DATA FOR THIS TASK: Begin
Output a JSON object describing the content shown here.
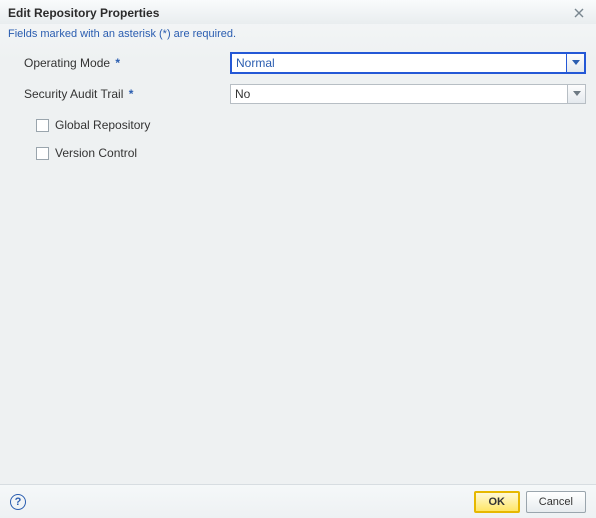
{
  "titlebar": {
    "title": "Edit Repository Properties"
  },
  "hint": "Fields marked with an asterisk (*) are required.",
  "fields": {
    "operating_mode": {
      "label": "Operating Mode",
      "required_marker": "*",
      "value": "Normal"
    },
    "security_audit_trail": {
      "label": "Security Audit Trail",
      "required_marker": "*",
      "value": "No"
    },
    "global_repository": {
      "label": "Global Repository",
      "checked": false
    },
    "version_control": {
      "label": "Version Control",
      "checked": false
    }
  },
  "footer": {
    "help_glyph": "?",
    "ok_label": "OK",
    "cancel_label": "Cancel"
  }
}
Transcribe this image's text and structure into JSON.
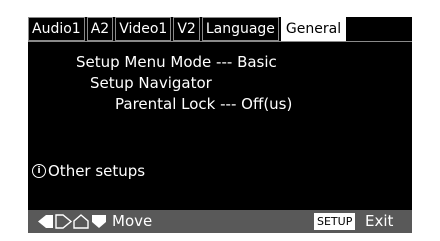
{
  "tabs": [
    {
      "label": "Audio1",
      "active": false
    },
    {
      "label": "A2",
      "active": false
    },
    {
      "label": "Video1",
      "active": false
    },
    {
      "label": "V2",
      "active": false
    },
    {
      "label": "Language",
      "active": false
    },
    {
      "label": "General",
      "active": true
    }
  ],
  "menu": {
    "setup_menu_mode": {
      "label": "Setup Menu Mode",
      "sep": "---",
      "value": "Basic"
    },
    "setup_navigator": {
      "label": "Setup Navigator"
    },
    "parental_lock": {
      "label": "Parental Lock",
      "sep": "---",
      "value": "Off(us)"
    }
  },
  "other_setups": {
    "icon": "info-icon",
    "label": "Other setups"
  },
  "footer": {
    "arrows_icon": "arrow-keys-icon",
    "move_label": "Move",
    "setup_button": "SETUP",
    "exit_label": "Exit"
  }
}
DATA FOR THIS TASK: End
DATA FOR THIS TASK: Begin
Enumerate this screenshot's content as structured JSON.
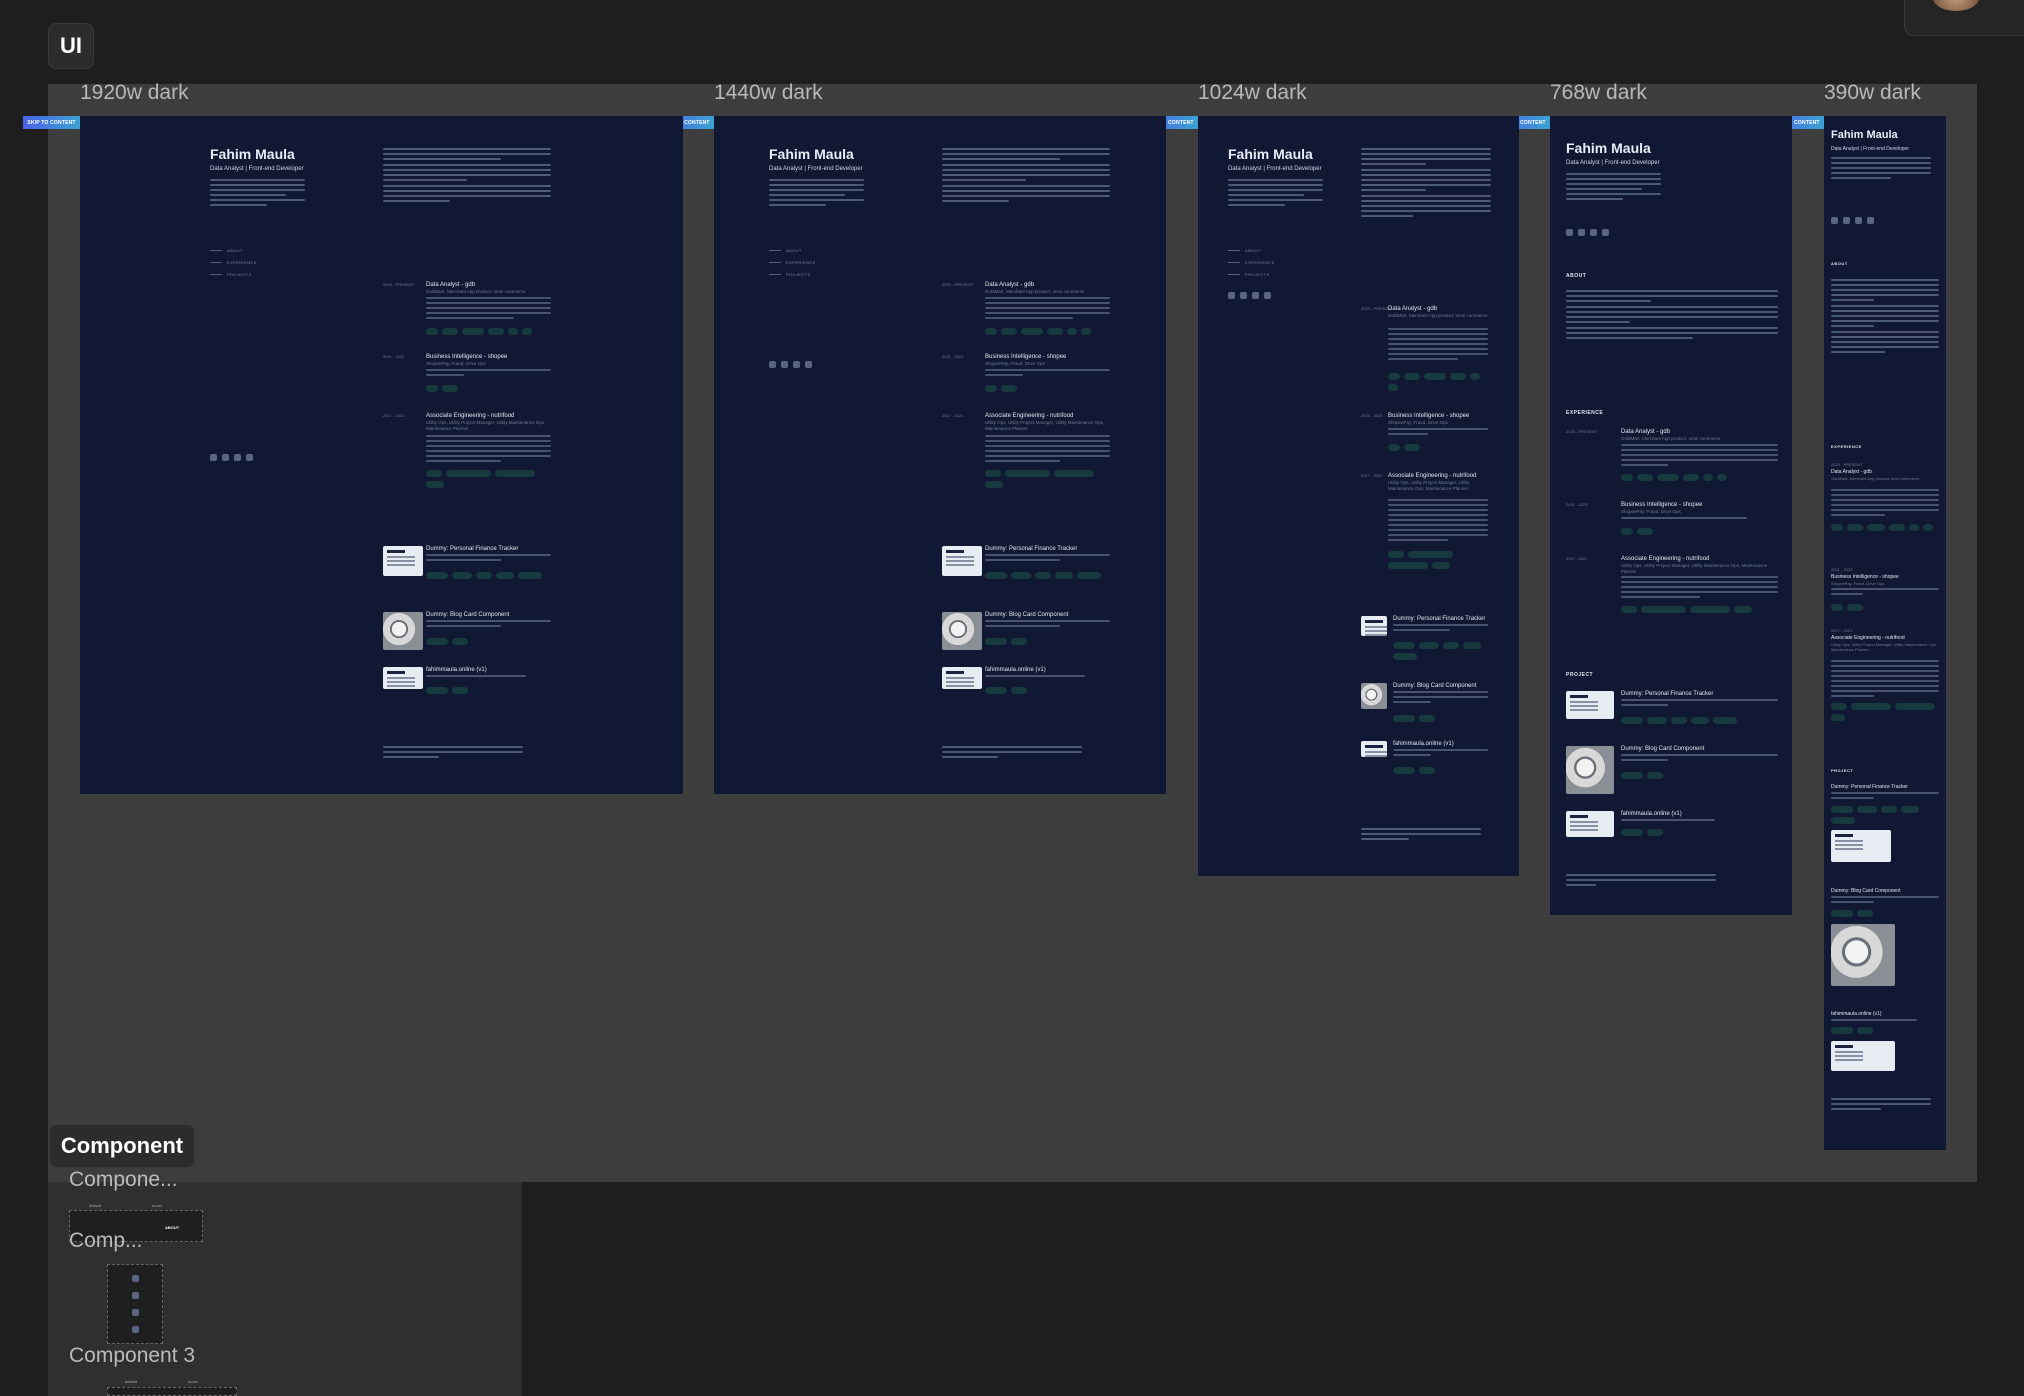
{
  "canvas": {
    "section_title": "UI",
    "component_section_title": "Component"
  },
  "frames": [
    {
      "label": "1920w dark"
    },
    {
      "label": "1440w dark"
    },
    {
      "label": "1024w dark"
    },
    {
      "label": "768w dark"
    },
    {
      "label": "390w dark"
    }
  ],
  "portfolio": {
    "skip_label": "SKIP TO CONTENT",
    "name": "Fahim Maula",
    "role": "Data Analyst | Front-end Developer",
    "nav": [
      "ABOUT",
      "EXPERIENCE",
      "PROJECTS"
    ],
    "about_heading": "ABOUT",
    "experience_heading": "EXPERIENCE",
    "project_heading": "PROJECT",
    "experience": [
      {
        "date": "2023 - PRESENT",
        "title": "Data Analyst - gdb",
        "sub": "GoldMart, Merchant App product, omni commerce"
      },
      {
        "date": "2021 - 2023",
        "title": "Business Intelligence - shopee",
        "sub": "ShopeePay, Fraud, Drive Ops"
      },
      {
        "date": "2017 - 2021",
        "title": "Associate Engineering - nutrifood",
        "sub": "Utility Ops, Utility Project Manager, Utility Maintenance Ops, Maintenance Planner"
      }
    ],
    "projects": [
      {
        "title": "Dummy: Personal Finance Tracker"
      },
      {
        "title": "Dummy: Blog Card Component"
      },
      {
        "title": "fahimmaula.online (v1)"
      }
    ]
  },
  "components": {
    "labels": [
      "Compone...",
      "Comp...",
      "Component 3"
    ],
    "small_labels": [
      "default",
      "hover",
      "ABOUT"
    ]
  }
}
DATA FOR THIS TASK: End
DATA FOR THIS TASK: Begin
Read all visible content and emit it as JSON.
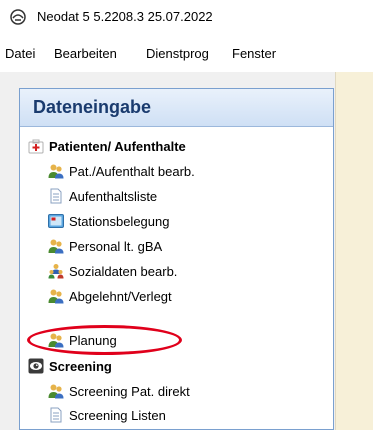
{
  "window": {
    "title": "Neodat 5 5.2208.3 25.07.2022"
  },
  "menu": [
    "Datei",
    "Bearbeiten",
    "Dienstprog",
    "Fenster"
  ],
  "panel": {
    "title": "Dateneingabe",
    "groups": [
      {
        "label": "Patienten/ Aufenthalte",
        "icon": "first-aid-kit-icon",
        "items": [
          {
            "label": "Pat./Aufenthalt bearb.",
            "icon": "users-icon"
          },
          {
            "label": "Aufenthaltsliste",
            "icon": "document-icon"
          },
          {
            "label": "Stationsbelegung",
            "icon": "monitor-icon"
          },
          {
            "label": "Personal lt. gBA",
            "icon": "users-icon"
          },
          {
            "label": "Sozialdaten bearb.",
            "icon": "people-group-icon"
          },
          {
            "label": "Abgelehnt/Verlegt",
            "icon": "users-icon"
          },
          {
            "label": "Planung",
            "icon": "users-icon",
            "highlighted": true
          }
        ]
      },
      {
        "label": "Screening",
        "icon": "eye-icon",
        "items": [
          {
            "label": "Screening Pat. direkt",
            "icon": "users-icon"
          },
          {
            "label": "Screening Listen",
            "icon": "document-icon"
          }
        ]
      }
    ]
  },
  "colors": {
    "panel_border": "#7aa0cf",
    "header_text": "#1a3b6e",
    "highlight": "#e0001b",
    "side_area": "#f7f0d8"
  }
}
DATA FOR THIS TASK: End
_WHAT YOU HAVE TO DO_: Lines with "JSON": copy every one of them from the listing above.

_RESPONSE BOX_:
Output a JSON object describing the content shown here.
Transcribe this image's text and structure into JSON.
Enumerate this screenshot's content as structured JSON.
Read all visible content and emit it as JSON.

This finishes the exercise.